“We apply cutting-edge technology and state-of-the-art AI to gain new insights into critical seabed areas,” explains Michael Connor, ThayerMahan’s president and CEO. “First, our high-speed, synthetic aperture sonar (SAS) delivers ultra-high-resolution imagery. Then we apply our AI algorithms to identify, classify and localize what is there. What we are doing could fundamentally change the commercial offshore construction market.”
ThayerMahan was awarded a $710,000 grant in the fall of 2021 from the New York State Energy Research and Development Authority (NYSERDA) and National Offshore Wind Research & Development Consortium (NOWRDC). The resulting project, entitled “Transmission and Export Cable Fault Detection and Prevention Using Synthetic Aperture Sonar,” demonstrated that synthetic aperture sonar may reduce the number of subsea cable failure incidents by using artificial intelligence to automatically recognize potentially damaged cables revealed in ultra-high-resolution survey imagery. A formal presentation of results was made at NOWRDC’s recent National Offshore Wind R&D Symposium.
ThayerMahan teamed with OceanIQ to analyze a database of cable failures and determine primary cable failure modalities. As part of the study, ThayerMahan acquired wind farm cables and simulated each of the failure modalities. The level of damage varied from no damage to a knotted cable. The simulated cable failures were then placed on the seabed where a high-speed, high-resolution SeaScout system imaged them.

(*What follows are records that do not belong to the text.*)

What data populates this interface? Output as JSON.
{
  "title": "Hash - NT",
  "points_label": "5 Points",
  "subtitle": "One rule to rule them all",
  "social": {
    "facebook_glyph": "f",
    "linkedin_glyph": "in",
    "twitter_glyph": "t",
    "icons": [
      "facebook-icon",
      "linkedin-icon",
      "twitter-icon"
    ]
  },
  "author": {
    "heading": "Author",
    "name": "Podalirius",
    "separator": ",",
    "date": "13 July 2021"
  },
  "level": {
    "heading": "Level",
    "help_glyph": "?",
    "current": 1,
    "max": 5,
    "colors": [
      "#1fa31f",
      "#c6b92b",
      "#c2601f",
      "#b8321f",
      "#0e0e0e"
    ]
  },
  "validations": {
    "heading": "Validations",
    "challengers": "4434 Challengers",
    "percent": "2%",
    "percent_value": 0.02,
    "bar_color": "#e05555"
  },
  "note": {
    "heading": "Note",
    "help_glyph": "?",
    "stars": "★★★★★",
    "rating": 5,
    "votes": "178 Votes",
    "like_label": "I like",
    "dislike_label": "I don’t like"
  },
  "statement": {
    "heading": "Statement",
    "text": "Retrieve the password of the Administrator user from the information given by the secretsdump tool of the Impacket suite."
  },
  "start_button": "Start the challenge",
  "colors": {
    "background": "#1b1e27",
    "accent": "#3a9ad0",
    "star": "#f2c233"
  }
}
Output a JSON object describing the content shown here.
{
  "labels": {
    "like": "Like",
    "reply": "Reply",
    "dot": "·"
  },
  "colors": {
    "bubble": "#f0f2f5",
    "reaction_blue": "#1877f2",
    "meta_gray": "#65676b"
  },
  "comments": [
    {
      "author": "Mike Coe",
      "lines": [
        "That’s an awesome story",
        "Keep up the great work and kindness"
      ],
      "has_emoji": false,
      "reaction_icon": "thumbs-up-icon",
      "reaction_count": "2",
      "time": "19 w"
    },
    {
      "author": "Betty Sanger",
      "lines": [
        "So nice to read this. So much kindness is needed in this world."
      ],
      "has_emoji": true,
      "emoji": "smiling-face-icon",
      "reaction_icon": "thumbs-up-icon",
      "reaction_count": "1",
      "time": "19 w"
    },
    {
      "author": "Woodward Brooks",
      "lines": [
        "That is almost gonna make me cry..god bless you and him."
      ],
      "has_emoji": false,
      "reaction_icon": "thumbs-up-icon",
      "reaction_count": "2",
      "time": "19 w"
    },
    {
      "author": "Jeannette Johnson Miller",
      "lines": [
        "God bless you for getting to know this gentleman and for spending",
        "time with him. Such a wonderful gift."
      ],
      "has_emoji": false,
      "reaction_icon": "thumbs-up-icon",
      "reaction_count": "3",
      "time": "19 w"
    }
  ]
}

“The simulated cable damage was evident in the SAS survey imagery, and the different failure modalities were distinct,” says ThayerMahan’s Niko Severino, an AI solutions engineer on the project. “I was able to implement a promising machine learning technique to analyze the high-resolution data and assess the damage.”